Enter Kickstarter. Let me just tell you that nothing in the world can prepare you for how long it will take to get all of the moving pieces in place to do a campaign. Before launching, I had tried to set out all of the things that I would need to get done. Finish the layout and design, finish the photography, come up with a plan of attack for marketing and promotion, figure out reward and pledge levels, write a script for a video, write a better script for the video, enlist help because this is starting to overwhelm my life, film a video, write the text, figure out shipping, edit the video, doubt myself, question my life multiple times, enlist more help to edit the video again, tweak the layout and design of the Kickstarter page, create product mockups and images for the Kickstarter page, edit and rewrite the video script for the third time, overdub lines for the video because I'm an awkward person on camera and my original script was garbage, you see where this is going. And I could probably sit here and list even more things.

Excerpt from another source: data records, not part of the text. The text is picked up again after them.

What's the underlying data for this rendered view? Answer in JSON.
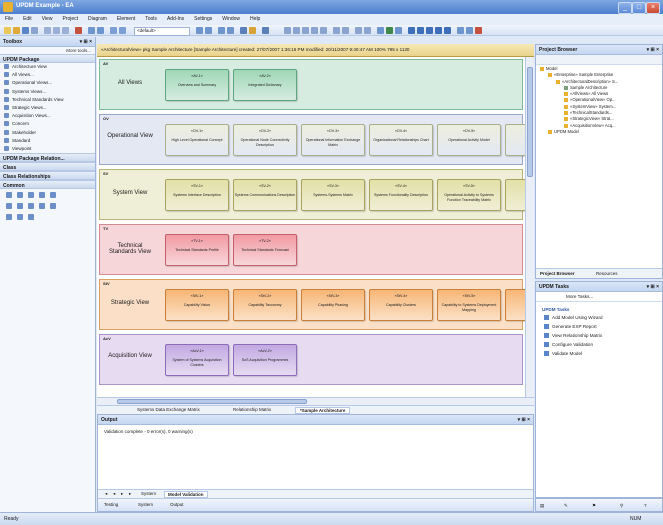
{
  "window": {
    "title": "UPDM Example - EA",
    "buttons": [
      "_",
      "□",
      "×"
    ]
  },
  "menu": [
    "File",
    "Edit",
    "View",
    "Project",
    "Diagram",
    "Element",
    "Tools",
    "Add-Ins",
    "Settings",
    "Window",
    "Help"
  ],
  "toolbar": {
    "combo_value": "<default>"
  },
  "toolbox": {
    "title": "Toolbox",
    "pin": "▾ ⊞ ×",
    "more_tools": "More tools...",
    "groups": [
      {
        "label": "UPDM Package"
      },
      {
        "label": "UPDM Package Relation..."
      },
      {
        "label": "Class"
      },
      {
        "label": "Class Relationships"
      },
      {
        "label": "Common"
      }
    ],
    "items": [
      "Architecture View",
      "All Views...",
      "Operational Views...",
      "Systems Views...",
      "Technical Standards View",
      "Strategic Views...",
      "Acquisition Views...",
      "Concern",
      "Stakeholder",
      "Standard",
      "Viewpoint"
    ]
  },
  "document": {
    "header": "«ArchitecturalView» pkg Sample Architecture [Sample Architecture]   created: 27/07/2007 1:36:16 PM   modified: 20/11/2007 9:40:47 AM   100%   795 x 1130",
    "tabs": [
      "Systems Data Exchange Matrix",
      "Relationship Matrix",
      "*Sample Architecture"
    ]
  },
  "lanes": [
    {
      "code": "AV",
      "name": "All Views",
      "elements": [
        {
          "stereotype": "«AV-1»",
          "name": "Overview and Summary"
        },
        {
          "stereotype": "«AV-2»",
          "name": "Integrated Dictionary"
        }
      ]
    },
    {
      "code": "OV",
      "name": "Operational View",
      "elements": [
        {
          "stereotype": "«OV-1»",
          "name": "High Level Operational Concept"
        },
        {
          "stereotype": "«OV-2»",
          "name": "Operational Node Connectivity Description"
        },
        {
          "stereotype": "«OV-3»",
          "name": "Operational Information Exchange Matrix"
        },
        {
          "stereotype": "«OV-4»",
          "name": "Organisational Relationships Chart"
        },
        {
          "stereotype": "«OV-5»",
          "name": "Operational Activity Model"
        },
        {
          "stereotype": "«OV-6»",
          "name": "Op... Eve..."
        }
      ]
    },
    {
      "code": "SV",
      "name": "System View",
      "elements": [
        {
          "stereotype": "«SV-1»",
          "name": "Systems Interface Description"
        },
        {
          "stereotype": "«SV-2»",
          "name": "Systems Communications Description"
        },
        {
          "stereotype": "«SV-3»",
          "name": "Systems-Systems Matrix"
        },
        {
          "stereotype": "«SV-4»",
          "name": "Systems Functionality Description"
        },
        {
          "stereotype": "«SV-5»",
          "name": "Operational Activity to Systems Function Traceability Matrix"
        },
        {
          "stereotype": "«SV-6»",
          "name": "Syste..."
        }
      ]
    },
    {
      "code": "TV",
      "name": "Technical Standards View",
      "elements": [
        {
          "stereotype": "«TV-1»",
          "name": "Technical Standards Profile"
        },
        {
          "stereotype": "«TV-2»",
          "name": "Technical Standards Forecast"
        }
      ]
    },
    {
      "code": "StV",
      "name": "Strategic View",
      "elements": [
        {
          "stereotype": "«StV-1»",
          "name": "Capability Vision"
        },
        {
          "stereotype": "«StV-2»",
          "name": "Capability Taxonomy"
        },
        {
          "stereotype": "«StV-3»",
          "name": "Capability Phasing"
        },
        {
          "stereotype": "«StV-4»",
          "name": "Capability Clusters"
        },
        {
          "stereotype": "«StV-5»",
          "name": "Capability to Systems Deployment Mapping"
        },
        {
          "stereotype": "«StV-6»",
          "name": "Cap..."
        }
      ]
    },
    {
      "code": "AcV",
      "name": "Acquisition View",
      "elements": [
        {
          "stereotype": "«AcV-1»",
          "name": "System of Systems Acquisition Clusters"
        },
        {
          "stereotype": "«AcV-2»",
          "name": "SoS Acquisition Programmes"
        }
      ]
    }
  ],
  "output": {
    "title": "Output",
    "message": "Validation complete - 0 error(s), 0 warning(s)",
    "tabs": [
      "◂",
      "◂",
      "▸",
      "▸",
      "System",
      "Model Validation"
    ],
    "bottom_tabs": [
      "Testing",
      "System",
      "Output"
    ]
  },
  "project_browser": {
    "title": "Project Browser",
    "tree": [
      "Model",
      "«Enterprise» Sample Enterprise",
      "«ArchitecturalDescription» S...",
      "Sample Architecture",
      "«AllViews» All Views",
      "«OperationalView» Op...",
      "«SystemView» System...",
      "«TechnicalStandards...",
      "«StrategicView» Strat...",
      "«AcquisitionView» Acq...",
      "UPDM Model"
    ],
    "tabs": [
      "Project Browser",
      "Resources"
    ]
  },
  "tasks": {
    "title": "UPDM Tasks",
    "more": "More Tasks...",
    "section": "UPDM Tasks",
    "items": [
      "Add Model Using Wizard",
      "Generate EXP Report",
      "View Relationship Matrix",
      "Configure Validation",
      "Validate Model"
    ]
  },
  "status": {
    "left": "Ready",
    "right": "NUM"
  },
  "colors": {
    "AV": "#cfe7d8",
    "OV": "#dfe3f0",
    "SV": "#eeebcf",
    "TV": "#f7cfd3",
    "StV": "#fbdcc0",
    "AcV": "#e3d6ef"
  }
}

And then comes that moment when everything is laid out and ready to launch. I'm pretty sure my hands were visibly shaking at that point.
After years of photography, months of planning, and days (I mean honestly, it took six days to build the kickstarter page and video) of getting it ready, I pushed the button to make the campaign live. And that was that. I was bolstered almost immediately by my first pledge, someone who had seen the campaign within minutes of launch and pledged towards a book and print. Really, I talk about it like I was totally cool with it, but truthfully was in 'oh my god, oh my god, oh my god, squeeee!' girl shouting mode after that first pledge. After that, I needed a drink. A very stiff drink. I should also mention that I slept a grand total of two hours after pushing that 'Launch Now' button. Prepare yourself for that, if you're thinking of launching a Kickstarter campaign.

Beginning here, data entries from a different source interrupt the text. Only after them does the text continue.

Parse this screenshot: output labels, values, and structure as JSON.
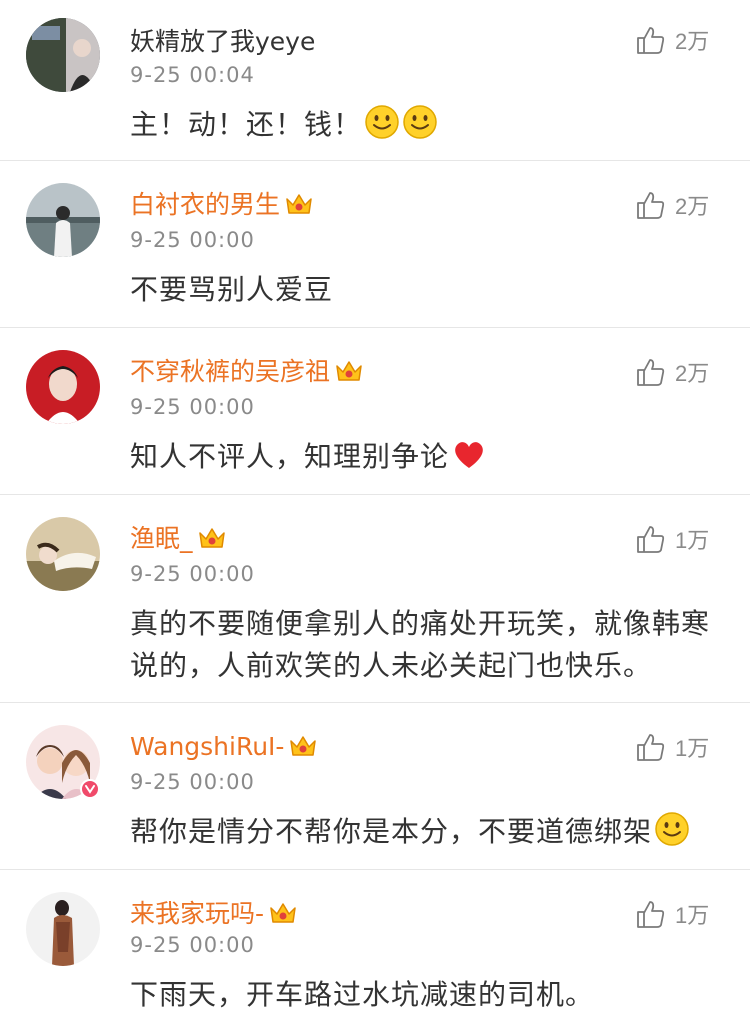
{
  "colors": {
    "vip_name": "#eb7324",
    "plain_name": "#333333",
    "meta": "#8a8a8a",
    "divider": "#e6e6e6"
  },
  "comments": [
    {
      "name": "妖精放了我yeye",
      "vip": false,
      "time": "9-25 00:04",
      "text": "主！动！还！钱！",
      "emoji": [
        "smile-emoji",
        "smile-emoji"
      ],
      "likes": "2万"
    },
    {
      "name": "白衬衣的男生",
      "vip": true,
      "time": "9-25 00:00",
      "text": "不要骂别人爱豆",
      "emoji": [],
      "likes": "2万"
    },
    {
      "name": "不穿秋裤的吴彦祖",
      "vip": true,
      "time": "9-25 00:00",
      "text": "知人不评人，知理别争论",
      "emoji": [
        "heart-emoji"
      ],
      "likes": "2万"
    },
    {
      "name": "渔眠_",
      "vip": true,
      "time": "9-25 00:00",
      "text": "真的不要随便拿别人的痛处开玩笑，就像韩寒说的，人前欢笑的人未必关起门也快乐。",
      "emoji": [],
      "likes": "1万"
    },
    {
      "name": "WangshiRuI-",
      "vip": true,
      "time": "9-25 00:00",
      "text": "帮你是情分不帮你是本分，不要道德绑架",
      "emoji": [
        "smile-emoji"
      ],
      "likes": "1万"
    },
    {
      "name": "来我家玩吗-",
      "vip": true,
      "time": "9-25 00:00",
      "text": "下雨天，开车路过水坑减速的司机。",
      "emoji": [],
      "likes": "1万"
    }
  ]
}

After that first pledge, things of course slowed down until the first full day of the campaign (yesterday, June 3rd, 2015). I'm trying to pace myself, and not launch a complete all-out attack on the first day and burn out. I would rather marathon this thing instead of exhaust myself in the first week. I've got 34 days to meet my goal; and plan on marketing through the obvious social media channels, e-mail, face-to-face interaction (as if I wasn't awkward enough already), hopefully a few interviews, YouTube videos, the works. I will keep this series updated with results and new ways that I've marketed the campaign so if you're interested in doing it yourself, you'll have some kind of idea of what's worth the time and what isn't. And having said all of that, this might even end up a total flop. And if it does, I want to share everything I've learned with you all. But hopefully it doesn't, and I can mostly share with you what has been successful so that I can help more of you kickstart your own projects too.
And with that, it's now time for me to get back to work.
This is Part 1 of a series. Read part 2 here.